Work item:
Find every line in the records below that holds the word "header", and copy it out.

Data for processing:
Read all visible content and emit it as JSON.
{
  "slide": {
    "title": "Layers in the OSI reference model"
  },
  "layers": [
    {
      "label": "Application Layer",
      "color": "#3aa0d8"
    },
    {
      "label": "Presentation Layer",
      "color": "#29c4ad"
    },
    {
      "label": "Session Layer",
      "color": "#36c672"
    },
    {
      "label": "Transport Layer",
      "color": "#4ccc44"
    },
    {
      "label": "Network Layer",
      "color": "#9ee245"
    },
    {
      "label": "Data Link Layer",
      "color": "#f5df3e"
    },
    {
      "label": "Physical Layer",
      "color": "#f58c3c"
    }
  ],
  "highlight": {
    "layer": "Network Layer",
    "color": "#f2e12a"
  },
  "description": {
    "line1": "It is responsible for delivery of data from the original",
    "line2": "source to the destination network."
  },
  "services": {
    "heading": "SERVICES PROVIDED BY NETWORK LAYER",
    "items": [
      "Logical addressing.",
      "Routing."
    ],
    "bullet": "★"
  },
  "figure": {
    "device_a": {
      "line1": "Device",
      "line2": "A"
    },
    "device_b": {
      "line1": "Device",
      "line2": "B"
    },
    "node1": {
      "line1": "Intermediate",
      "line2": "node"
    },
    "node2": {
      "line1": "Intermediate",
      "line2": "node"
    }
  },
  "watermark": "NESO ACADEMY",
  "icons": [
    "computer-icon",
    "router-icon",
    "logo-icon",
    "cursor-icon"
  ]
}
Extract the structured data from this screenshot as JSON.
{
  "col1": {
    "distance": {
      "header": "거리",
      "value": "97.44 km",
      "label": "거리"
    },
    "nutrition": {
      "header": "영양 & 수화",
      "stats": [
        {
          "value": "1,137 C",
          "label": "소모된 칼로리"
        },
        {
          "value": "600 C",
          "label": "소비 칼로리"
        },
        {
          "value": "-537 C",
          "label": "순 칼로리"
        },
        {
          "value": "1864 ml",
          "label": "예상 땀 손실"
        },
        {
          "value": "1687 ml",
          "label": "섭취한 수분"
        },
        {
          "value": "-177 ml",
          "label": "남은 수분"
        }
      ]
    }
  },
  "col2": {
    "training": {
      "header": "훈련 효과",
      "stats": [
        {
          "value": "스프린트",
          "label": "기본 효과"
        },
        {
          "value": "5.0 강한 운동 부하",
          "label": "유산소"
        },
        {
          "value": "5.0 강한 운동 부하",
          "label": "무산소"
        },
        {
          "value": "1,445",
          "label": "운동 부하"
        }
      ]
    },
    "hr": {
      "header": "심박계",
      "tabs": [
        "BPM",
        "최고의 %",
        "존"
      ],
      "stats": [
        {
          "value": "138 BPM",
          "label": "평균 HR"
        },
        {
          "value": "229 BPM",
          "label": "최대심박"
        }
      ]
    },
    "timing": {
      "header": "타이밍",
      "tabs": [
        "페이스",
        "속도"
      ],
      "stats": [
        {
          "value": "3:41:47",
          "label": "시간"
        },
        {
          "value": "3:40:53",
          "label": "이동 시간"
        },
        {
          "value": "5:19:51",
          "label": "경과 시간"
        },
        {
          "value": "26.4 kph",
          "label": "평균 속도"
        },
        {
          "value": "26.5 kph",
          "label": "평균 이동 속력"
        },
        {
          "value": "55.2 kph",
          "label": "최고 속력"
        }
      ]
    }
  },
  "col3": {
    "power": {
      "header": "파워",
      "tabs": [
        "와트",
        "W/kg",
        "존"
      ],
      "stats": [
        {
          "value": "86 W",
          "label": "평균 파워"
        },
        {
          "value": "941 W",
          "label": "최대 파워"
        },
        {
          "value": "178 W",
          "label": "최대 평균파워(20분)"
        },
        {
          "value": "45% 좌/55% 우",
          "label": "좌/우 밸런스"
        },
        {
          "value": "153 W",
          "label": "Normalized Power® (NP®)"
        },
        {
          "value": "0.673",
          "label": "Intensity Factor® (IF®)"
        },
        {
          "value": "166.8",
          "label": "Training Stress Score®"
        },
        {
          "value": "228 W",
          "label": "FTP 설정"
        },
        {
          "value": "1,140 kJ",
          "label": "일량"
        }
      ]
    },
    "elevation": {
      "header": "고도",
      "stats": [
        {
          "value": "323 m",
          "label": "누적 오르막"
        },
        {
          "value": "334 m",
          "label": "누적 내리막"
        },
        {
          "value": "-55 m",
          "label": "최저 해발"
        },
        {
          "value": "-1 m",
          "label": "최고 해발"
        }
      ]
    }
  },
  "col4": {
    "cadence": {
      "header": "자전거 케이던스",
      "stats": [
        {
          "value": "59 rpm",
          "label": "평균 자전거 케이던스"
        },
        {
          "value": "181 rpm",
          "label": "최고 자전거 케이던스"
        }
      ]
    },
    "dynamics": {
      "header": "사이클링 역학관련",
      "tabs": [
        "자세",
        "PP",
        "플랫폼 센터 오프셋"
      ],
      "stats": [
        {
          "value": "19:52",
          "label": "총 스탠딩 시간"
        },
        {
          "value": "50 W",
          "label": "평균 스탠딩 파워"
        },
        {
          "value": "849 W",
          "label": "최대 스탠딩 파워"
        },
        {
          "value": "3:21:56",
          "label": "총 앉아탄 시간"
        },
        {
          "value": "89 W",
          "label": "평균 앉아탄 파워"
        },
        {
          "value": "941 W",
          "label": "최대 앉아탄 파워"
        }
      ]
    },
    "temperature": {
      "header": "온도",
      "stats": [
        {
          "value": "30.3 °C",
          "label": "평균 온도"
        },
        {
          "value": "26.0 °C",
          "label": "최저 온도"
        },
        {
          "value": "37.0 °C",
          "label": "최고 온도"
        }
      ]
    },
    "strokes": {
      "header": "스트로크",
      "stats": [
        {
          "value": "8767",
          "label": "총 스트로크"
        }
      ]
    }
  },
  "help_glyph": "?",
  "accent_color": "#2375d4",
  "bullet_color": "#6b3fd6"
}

Response for this exercise:
      "header": "거리",
      "header": "영양 & 수화",
      "header": "훈련 효과",
      "header": "심박계",
      "header": "타이밍",
      "header": "파워",
      "header": "고도",
      "header": "자전거 케이던스",
      "header": "사이클링 역학관련",
      "header": "온도",
      "header": "스트로크",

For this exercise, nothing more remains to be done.